182 Cal.App.4th 1354, review granted June 9, 2010, S181963
[giving retroactive effect to amendments]; accord, People v.
Pelayo (2010) 184 Cal.App.4th 481, review granted July 21, 2010,
S183552; People v. Landon (2010) 183 Cal.App.4th 1096, review
granted June 23, 2010, S182808; People v. House (2010)
183 Cal.App.4th 1049, review granted June 23, 2010, S182813;
contra, People v. Hopkins (2010) 184 Cal.App.4th 615, review
granted July 28, 2010, S183724; People v. Otubuah (2010)
184 Cal.App.4th 422, review granted July 21, 2010, S184314;
People v. Rodriguez (2010) 182 Cal.App.4th 535, review granted
June 9, 2010, S181808.)

committed before its passage provided the judgment convicting

the defendant of the act is not final.”]; People v. Doganiere

(1978) 86 Cal.App.3d 237, 239-240 [applying Estrada to amendment

involving conduct credits]; People v. Hunter (1977)

68 Cal.App.3d 389, 393 [applying the rule of Estrada to

amendment following award of custody credits].)     Defendant is

not among the prisoners excepted from the additional accrual of

credit.    (Pen. Code, § 4019, subds. (b)(2) & (c)(2); Stats.

2009, 3d Ex. Sess., ch. 28, § 50.)     Consequently, defendant,

having served 137 days of actual presentence custody, is

entitled to 136 days of conduct credits, for a total of 273

presentence custody credits.

    The judgment is modified to specify custody credits as

follows:   137 days of actual custody credit and 136 days of

conduct credit, for a total of 273 days of presentence custody

credits.   As modified, the judgment is affirmed.    The trial

court is directed to amend the abstract of judgment accordingly
and to forward a certified copy of the amended abstract to the

Department of Corrections and Rehabilitation.

                                             BUTZ           , J.

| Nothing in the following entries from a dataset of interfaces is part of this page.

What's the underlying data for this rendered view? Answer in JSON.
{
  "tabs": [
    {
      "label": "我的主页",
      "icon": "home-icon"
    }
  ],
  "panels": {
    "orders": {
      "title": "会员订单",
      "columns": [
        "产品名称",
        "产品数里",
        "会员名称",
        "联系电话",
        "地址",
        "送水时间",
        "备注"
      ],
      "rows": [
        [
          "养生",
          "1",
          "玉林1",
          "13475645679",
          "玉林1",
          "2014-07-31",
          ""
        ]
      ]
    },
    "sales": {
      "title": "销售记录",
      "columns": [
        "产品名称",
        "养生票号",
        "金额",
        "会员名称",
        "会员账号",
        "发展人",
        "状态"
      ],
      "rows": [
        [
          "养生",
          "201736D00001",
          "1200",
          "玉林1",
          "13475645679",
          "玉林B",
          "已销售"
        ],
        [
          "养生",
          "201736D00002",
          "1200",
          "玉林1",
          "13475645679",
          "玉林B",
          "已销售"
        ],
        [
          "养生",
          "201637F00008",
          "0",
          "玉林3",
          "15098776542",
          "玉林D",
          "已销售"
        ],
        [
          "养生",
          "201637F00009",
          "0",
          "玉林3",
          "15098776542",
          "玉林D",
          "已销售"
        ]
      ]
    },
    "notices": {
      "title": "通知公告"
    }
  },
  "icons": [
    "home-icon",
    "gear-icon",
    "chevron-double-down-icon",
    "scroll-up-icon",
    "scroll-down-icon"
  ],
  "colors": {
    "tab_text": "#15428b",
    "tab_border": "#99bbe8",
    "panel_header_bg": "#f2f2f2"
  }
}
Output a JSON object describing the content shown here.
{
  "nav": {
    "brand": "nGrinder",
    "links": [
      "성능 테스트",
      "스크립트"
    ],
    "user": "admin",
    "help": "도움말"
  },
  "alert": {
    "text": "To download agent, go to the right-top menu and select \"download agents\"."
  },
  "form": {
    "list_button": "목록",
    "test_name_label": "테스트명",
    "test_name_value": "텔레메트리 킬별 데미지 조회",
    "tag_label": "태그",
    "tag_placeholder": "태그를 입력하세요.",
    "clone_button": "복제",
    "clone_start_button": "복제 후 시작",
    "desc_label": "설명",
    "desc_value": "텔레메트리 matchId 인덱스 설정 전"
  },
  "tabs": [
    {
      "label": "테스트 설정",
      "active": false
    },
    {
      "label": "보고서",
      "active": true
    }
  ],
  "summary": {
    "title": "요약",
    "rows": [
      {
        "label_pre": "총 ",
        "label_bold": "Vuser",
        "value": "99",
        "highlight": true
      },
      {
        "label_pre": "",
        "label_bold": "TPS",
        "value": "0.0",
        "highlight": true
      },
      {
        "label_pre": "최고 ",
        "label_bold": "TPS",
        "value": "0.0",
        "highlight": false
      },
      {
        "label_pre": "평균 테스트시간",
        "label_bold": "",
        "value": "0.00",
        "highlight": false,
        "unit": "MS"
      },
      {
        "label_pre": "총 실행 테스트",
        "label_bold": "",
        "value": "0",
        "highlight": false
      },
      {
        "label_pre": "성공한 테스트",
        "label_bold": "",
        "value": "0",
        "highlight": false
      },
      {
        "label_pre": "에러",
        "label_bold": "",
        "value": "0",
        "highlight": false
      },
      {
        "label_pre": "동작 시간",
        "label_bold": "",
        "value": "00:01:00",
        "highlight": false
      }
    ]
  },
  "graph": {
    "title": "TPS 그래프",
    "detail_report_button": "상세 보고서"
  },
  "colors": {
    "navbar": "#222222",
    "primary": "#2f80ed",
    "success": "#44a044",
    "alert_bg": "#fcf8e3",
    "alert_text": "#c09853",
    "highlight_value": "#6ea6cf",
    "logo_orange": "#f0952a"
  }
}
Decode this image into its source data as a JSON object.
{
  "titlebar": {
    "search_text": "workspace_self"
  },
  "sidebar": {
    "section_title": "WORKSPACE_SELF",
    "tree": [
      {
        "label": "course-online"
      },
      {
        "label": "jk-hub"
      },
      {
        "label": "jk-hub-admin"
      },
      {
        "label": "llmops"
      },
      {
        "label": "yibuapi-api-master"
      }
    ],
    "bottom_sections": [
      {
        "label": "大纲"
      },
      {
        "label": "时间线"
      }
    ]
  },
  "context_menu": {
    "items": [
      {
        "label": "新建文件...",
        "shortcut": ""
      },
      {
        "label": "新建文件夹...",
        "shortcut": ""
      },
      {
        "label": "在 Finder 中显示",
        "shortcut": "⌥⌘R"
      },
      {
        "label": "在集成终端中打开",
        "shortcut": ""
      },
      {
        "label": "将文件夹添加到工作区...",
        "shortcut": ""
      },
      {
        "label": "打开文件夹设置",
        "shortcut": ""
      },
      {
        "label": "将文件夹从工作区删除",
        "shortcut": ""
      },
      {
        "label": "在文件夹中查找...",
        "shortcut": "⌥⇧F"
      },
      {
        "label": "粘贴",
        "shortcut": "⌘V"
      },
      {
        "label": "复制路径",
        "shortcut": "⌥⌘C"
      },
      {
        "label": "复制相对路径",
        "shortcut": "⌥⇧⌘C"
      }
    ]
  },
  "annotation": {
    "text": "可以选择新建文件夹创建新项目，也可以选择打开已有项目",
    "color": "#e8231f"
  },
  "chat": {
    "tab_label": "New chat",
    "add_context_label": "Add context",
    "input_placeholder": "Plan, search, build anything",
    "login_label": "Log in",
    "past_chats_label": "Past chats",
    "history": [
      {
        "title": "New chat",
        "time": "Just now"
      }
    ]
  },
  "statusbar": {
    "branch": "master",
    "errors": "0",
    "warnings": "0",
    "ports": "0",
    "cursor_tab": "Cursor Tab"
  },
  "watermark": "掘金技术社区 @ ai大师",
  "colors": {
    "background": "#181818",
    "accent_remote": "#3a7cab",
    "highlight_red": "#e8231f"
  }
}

We concur:

           BLEASE          , Acting P. J.

           NICHOLSON       , J.


Description: Budget Auto Sales document sample